Two interesting examples are shown here below, Michael Wolgemut’s The Dance of Death (1493) from the Nuremberg Chronicle and of particular interest to me, Vincent de Kastav’s 1474 masterpiece, from the small church of St. Mary in Beram, Croatia. Time has unfortunately damaged much of the ‘Dance of Death’ frescoes of St. Mary, where some of the characters are scarcely distinguishable, and the lower section of the fresco is in some parts been destroyed. Still, it is an amazing representation of death, who seems to take pleasure playing his music, while leading his victims on a merry dance of death.
The Dance of Death (1493) by Michael Wolgemut from the Nuremberg Chronicle.
One might ask why the fascination with art and death?

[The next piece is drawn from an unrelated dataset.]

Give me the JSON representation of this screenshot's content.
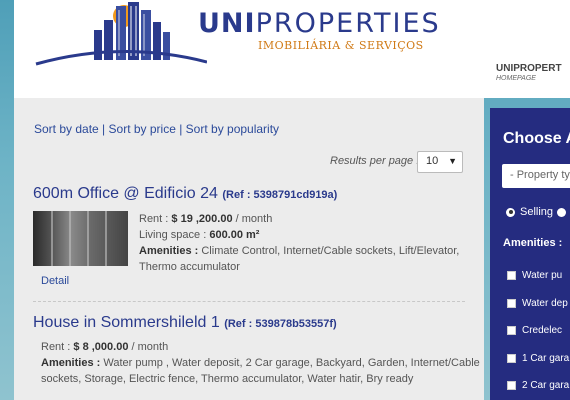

Quite simply, it was a way of showing people that “no matter one’s station in life , the Dance of Death unites all.” It was during the Middle Ages in particular that disease and death was on almost everyone’s doorstep. It was a time of horrible epidemics, where mortality was especially low. One of the biggest killers of the Middle Ages was the plague of 1348, where some two-thirds of Europe’s population was wiped out. With this death and disease began to play on people’s mind and the perception of death, as the Grim Reaper that scythes people’s lives, was arguably born during that period?
The Dance of Death in most paintings takes the form of a lively farandole, in which death and its victims are usually seen holding hands, winding in and out in a chain. The most common depiction of this fascinating dance of death shows bare Skeletons merrily playing music, while ‘Death’ is left to deal with the begging and crying out of his victims to be merciful. In the Beram Dance of Death (on the far left section of the fresco pictured below) there is a merchant who is trying to bride ‘Death’, by pointing to the large amount of money he has in his sack. His efforts of course are in vain, as ‘Death’ is incorruptible. Death will never bargain to spare one’s life in exchange for mortal riches. And so with no prejudice of sex, age or care of what standing in life one came from, ‘Death’ is the ultimate adjudicator.